Some suggestions for practical demonstrations:
1) Try rubbing an inflated balloon on your hair (it works better if it is recently washed and dry). The balloon and your hair will then charge up and attract each other. The balloon will also stick to most walls because of electrostatic forces. The discharge time depends on the humidity of the air and if any contact is made with an object which can conduct away the electricity.
2) Styrofoam balls make good carriers of static electricity. Try rubbing them on hair or cloth or rubber or other things to try to charge them up. Same story with discharging.

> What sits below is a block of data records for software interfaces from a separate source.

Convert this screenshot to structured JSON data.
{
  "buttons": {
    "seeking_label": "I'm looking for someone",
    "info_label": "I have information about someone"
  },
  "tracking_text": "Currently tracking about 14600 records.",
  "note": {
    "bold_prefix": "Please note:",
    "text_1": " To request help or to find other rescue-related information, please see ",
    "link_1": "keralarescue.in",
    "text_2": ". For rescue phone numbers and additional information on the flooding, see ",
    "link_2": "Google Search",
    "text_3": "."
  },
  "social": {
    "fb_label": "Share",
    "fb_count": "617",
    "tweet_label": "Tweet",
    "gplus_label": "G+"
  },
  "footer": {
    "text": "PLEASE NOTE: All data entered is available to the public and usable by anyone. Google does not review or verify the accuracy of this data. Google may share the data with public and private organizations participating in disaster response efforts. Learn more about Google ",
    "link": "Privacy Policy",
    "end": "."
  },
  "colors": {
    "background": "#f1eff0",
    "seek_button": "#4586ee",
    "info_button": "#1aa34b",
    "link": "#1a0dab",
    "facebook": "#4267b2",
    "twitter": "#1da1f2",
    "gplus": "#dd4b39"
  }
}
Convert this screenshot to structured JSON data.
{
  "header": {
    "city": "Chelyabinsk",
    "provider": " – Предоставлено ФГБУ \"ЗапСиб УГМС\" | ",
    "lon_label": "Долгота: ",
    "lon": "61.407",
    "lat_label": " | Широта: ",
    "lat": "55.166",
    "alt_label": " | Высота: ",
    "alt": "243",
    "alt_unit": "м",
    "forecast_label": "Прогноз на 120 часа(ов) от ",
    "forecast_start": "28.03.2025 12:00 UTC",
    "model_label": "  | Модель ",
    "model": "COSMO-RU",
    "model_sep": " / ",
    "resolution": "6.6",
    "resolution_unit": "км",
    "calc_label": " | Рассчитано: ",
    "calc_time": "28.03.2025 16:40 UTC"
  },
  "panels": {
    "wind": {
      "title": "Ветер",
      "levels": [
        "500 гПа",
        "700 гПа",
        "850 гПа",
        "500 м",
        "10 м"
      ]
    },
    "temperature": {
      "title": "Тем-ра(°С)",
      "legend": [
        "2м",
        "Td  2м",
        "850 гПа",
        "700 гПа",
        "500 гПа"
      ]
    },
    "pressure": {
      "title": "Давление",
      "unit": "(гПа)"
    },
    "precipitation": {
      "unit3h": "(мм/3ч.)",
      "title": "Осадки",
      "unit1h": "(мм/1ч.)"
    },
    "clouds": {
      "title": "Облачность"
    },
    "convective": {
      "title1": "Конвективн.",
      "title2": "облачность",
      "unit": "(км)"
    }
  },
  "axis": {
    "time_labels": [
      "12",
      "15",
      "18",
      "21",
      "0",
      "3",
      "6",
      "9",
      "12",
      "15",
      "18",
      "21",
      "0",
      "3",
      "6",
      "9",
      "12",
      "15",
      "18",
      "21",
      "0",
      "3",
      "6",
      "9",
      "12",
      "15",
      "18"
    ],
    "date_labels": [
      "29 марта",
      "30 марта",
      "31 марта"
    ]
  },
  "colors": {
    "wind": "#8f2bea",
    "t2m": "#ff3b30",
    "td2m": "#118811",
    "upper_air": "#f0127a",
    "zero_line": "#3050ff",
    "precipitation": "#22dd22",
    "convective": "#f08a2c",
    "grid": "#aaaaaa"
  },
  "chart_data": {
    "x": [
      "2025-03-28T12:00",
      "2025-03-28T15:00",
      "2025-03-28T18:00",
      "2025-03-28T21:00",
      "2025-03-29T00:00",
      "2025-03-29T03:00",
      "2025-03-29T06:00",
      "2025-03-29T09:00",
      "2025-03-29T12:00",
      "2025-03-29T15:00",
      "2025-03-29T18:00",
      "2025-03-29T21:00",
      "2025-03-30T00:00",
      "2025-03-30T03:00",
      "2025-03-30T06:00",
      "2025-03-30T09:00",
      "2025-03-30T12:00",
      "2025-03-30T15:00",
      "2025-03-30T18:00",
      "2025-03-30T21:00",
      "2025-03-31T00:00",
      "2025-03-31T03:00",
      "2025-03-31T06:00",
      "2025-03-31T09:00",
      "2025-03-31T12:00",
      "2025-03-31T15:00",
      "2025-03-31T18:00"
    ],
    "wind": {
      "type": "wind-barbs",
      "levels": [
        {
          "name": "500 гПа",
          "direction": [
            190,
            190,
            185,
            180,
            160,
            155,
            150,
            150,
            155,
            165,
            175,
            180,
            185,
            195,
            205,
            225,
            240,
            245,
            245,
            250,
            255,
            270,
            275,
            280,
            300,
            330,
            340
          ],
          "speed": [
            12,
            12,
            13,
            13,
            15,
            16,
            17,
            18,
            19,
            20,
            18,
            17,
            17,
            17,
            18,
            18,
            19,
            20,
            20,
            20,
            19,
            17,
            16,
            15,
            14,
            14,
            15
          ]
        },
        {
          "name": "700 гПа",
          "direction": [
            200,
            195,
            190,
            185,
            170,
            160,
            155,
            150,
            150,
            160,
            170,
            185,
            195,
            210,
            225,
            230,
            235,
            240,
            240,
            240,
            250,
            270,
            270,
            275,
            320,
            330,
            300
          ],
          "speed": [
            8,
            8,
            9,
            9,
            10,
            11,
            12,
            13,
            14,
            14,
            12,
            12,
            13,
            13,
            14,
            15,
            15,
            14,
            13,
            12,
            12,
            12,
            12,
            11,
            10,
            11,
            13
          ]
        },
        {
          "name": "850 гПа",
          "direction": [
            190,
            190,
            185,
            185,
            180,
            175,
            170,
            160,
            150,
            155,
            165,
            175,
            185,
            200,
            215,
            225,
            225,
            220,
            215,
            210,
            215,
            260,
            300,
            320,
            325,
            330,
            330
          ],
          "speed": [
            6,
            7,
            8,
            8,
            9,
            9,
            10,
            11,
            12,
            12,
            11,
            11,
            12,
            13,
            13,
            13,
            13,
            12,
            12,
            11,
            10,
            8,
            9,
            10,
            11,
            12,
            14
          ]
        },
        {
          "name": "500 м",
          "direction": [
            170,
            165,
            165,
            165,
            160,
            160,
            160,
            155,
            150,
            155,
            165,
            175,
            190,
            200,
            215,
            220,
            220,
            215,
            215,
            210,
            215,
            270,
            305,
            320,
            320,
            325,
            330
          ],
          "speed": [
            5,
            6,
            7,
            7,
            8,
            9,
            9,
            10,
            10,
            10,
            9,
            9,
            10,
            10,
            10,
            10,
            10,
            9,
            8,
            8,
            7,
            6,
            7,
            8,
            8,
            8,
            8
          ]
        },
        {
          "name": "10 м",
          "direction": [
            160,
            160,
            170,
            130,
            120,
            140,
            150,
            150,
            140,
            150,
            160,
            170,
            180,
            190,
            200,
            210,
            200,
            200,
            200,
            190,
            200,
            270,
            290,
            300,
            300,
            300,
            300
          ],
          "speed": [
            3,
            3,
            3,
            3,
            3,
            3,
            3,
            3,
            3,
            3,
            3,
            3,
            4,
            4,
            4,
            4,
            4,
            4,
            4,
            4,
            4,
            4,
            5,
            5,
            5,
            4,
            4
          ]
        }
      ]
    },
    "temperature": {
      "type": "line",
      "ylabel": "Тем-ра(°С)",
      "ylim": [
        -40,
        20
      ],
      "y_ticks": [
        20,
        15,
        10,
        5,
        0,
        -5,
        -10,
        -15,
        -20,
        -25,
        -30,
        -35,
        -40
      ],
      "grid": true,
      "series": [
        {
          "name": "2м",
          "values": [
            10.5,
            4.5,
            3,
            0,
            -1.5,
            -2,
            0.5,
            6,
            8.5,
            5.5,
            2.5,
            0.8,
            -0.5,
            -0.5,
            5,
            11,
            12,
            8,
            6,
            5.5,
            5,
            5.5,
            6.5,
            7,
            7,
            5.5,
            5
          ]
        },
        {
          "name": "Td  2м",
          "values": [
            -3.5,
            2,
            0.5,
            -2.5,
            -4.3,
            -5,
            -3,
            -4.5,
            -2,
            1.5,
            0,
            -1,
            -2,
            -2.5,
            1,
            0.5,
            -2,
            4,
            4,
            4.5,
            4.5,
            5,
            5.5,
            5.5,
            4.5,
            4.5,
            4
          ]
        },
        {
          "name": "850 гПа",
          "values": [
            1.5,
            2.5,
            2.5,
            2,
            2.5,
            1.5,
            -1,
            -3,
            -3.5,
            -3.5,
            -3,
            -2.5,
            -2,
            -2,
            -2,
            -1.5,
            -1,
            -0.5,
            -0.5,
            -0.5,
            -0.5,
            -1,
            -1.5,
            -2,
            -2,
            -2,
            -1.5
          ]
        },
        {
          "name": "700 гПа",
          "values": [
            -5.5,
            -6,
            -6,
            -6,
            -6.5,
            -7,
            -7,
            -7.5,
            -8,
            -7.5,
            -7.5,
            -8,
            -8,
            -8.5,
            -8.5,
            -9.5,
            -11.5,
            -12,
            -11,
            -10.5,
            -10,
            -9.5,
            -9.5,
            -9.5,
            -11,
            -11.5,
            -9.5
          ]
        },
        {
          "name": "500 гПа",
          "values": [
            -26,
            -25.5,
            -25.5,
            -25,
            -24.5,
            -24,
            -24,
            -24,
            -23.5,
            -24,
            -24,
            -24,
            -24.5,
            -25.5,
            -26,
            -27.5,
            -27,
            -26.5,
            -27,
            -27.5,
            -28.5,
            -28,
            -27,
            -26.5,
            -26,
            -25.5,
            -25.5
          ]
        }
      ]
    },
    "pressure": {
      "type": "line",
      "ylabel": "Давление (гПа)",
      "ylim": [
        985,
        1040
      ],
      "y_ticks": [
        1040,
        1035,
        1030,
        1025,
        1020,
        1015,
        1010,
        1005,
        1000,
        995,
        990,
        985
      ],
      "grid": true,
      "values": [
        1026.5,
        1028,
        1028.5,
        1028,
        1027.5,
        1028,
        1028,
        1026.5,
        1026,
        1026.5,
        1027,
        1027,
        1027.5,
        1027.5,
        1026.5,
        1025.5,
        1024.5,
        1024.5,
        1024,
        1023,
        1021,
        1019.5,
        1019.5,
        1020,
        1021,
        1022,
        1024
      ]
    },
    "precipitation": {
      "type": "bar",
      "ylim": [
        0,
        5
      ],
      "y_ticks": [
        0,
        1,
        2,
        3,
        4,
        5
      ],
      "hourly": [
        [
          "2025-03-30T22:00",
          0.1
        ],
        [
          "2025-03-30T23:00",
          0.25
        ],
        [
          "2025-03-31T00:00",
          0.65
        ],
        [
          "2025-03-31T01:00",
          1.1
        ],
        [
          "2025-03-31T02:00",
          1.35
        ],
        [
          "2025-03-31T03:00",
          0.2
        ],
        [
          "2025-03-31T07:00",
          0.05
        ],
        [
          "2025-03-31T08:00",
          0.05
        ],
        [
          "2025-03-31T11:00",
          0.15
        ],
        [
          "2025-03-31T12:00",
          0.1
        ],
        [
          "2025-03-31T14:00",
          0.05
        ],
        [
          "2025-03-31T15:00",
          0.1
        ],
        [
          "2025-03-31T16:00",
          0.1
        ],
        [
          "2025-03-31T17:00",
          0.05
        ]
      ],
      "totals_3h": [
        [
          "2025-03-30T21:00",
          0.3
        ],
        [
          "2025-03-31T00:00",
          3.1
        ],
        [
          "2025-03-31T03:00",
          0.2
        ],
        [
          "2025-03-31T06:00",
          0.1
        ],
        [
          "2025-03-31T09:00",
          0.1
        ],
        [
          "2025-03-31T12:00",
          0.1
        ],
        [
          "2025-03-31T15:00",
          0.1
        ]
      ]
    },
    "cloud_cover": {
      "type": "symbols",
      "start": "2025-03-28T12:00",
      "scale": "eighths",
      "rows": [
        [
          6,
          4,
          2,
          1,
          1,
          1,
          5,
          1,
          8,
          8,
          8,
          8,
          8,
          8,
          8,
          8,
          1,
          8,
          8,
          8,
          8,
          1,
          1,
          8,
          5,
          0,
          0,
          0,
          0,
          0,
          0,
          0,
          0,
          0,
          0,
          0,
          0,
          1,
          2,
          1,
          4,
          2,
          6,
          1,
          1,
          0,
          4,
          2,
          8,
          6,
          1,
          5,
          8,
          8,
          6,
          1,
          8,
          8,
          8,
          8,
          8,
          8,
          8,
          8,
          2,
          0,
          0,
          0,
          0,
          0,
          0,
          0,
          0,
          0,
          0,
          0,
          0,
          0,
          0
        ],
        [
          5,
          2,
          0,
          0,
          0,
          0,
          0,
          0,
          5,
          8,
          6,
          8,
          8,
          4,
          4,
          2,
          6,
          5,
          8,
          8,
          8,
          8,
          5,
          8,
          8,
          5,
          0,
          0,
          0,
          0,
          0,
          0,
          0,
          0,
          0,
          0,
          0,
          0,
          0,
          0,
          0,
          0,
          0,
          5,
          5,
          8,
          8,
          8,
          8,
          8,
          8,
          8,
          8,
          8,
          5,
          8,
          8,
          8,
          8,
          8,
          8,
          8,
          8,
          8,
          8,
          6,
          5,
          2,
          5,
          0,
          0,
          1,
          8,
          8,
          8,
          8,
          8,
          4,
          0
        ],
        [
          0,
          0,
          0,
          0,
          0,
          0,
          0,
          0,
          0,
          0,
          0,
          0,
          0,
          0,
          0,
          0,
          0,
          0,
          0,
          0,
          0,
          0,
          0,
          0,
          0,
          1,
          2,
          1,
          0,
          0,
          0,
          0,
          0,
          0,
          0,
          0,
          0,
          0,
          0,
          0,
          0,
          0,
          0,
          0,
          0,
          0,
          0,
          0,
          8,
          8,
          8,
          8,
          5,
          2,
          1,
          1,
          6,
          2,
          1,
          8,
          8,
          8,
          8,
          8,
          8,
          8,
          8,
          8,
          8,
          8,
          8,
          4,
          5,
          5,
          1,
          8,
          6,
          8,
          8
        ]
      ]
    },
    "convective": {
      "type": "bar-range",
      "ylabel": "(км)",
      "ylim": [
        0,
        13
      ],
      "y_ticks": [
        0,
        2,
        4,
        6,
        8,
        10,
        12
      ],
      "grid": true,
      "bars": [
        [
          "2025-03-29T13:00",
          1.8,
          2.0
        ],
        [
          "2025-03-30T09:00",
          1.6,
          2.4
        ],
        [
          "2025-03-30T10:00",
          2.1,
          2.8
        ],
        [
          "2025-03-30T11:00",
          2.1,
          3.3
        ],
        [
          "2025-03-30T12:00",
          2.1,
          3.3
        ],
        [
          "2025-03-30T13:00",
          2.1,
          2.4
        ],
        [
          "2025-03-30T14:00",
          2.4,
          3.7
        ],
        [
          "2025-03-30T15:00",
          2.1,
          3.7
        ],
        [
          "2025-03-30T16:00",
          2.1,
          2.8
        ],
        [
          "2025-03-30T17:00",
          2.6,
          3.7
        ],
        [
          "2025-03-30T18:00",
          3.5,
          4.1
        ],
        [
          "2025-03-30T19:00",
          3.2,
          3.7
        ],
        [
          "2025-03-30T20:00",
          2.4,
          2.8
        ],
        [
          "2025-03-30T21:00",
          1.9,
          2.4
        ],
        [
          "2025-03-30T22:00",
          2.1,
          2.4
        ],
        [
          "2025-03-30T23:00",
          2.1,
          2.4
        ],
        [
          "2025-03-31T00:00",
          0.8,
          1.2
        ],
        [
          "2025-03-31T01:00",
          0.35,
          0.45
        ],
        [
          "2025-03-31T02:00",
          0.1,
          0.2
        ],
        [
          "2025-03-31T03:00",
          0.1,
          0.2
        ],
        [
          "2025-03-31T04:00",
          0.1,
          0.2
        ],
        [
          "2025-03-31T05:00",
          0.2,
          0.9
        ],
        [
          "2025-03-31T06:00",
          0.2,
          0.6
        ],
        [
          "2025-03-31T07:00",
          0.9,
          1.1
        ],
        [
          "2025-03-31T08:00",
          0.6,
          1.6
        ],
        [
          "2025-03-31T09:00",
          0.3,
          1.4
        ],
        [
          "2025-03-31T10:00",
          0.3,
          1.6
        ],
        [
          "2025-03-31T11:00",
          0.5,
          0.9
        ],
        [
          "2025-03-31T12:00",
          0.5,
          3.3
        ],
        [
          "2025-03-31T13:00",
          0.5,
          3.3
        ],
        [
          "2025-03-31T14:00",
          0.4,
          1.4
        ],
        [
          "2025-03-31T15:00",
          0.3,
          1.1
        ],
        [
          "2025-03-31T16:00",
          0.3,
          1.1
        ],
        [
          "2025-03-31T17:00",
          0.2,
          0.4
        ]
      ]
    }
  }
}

3) Electrons are useful, but take some equipment to manipulate. A TV picture tube throws electrons at a phosphorescent surface. Some TV picture tubes and computer monitors will develop a static charge on their outer glass surface, which is often more noticeable when the monitor is turned on or off.
4) You can also detect static electric charge with a leaf electroscope. This consists of a jar with dry air in it, with a conducting rod going through the lid, attached to two thin pieces of metal which can bend easily. Aluminum foil might work, but most aluminum foil is too stiff to bend in the small forces. One design I found hangs the little leaves of alumninum foil on a loop of copper wire hung from the conducting rod.
(published on 10/22/2007)